The history of operations management started over 7,000 years ago. In 5,000 B.C. the priests of Sumer (today southern part of Iraq) invented a system for recording inventory and business transactions. This system was refined by the Egyptians who started using planning, organization and control in large projects.
Many, many, years later a Japanese businessman, Taiichi Ohno, defined the Toyota Production System, which became the foundation for Lean. In 2003, Kanban for Software Development was defined as a way of combining the fundamentals of both Lean and Agile Software Development.
Kanban provides means for performing operations management by visualizing workflow, reduce the piles of “ongoing work”, perform measurements and make it more apparent which processes to follow at any given point in time.
Kanban is focused on six core practices:

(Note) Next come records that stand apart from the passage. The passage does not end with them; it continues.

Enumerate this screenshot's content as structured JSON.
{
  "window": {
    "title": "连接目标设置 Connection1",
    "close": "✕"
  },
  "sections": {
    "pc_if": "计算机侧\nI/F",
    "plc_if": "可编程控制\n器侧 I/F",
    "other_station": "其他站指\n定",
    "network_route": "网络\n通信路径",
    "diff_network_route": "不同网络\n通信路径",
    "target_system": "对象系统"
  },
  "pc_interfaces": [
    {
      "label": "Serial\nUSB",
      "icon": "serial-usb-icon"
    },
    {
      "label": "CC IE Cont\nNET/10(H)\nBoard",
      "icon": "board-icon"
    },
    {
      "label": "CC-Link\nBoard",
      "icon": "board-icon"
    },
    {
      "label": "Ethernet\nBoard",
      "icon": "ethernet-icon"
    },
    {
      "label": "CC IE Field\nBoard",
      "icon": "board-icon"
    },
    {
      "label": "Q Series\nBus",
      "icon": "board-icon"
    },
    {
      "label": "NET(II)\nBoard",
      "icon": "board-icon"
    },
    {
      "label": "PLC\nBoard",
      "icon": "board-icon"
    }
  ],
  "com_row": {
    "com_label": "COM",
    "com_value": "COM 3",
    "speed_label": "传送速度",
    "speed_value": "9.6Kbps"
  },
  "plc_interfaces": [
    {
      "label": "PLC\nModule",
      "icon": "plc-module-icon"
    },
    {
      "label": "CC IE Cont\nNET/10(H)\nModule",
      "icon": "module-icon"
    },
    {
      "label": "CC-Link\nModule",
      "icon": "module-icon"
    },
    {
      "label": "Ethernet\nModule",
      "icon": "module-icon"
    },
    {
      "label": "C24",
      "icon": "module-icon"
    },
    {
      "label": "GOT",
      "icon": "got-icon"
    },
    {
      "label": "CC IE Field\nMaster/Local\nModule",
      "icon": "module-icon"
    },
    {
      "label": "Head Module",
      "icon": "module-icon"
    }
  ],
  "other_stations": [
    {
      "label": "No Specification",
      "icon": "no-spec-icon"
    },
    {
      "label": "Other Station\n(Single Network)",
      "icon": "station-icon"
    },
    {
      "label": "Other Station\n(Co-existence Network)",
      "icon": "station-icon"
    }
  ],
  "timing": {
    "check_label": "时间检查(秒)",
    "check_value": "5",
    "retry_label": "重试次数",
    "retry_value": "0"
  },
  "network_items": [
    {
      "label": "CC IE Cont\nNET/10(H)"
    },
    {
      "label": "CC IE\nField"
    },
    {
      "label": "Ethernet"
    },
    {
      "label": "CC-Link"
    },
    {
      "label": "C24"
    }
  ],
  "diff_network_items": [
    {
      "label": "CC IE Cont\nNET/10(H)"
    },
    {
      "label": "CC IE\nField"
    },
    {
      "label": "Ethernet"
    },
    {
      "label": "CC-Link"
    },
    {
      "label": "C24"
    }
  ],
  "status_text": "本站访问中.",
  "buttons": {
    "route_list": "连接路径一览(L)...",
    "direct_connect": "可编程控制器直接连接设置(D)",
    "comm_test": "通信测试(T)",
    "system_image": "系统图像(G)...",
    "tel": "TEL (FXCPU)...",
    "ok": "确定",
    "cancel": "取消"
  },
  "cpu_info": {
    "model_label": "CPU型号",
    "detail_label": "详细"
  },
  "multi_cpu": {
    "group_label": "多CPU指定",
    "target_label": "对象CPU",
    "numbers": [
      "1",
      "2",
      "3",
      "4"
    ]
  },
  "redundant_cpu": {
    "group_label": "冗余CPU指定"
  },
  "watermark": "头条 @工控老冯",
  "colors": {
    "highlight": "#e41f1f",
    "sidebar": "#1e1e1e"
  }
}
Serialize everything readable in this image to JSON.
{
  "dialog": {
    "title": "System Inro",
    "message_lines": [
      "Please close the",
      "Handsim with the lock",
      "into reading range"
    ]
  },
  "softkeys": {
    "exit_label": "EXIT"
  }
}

- Visualize work flow. The teams draw up a matrix on a board to represent the processes of the team. Each task is placed on the board and moved when status is changed.
- Limit Work-In-Progress. Each step in the teams processes has a dedicated area on the board. To facilitate a pull system in the team, an upper limit on the number of task in each zone is calculated.
- Monitor and manage flow. Monitor and measure on the flow of the tasks on the board to improve the processes and increase the throughput.
- Make policies explicit. Note down the criteria for each step of the teams processes and make them visible on the board. It’s vital to the teams knowledge sharing that all tasks conform to the defined policies.
- Implement feedback loops. It’s vital to keep a focus on improving the Kanban system. There are multiple ways of doing so, one is to have periodical retrospective meetings.
- Improve collaboratively, evolve experimentally. All changes to the board, processes, etc. should be decided collaboratively. Changes should happen atomically in order to be able to measure any improvements that may follow (good or bad).
Steps 1,4,5 and 6 can be fully adopted with the operations teams no matter what your domain is. Steps 2 and 3 are a bit more tricky, but when implemented will give fully transparent operations management teams.
Key benefits of using Kanban as described by both maintenance and development teams in organisations that I have worked with:
- Clear and visible prioritization of tasks
- Daily overview of tasks
- Excellent learning tool for new team members
- Increased team spirit through knowledge sharing and celebration of finished tasks
- Possibility to change prioritization of tasks “intraday”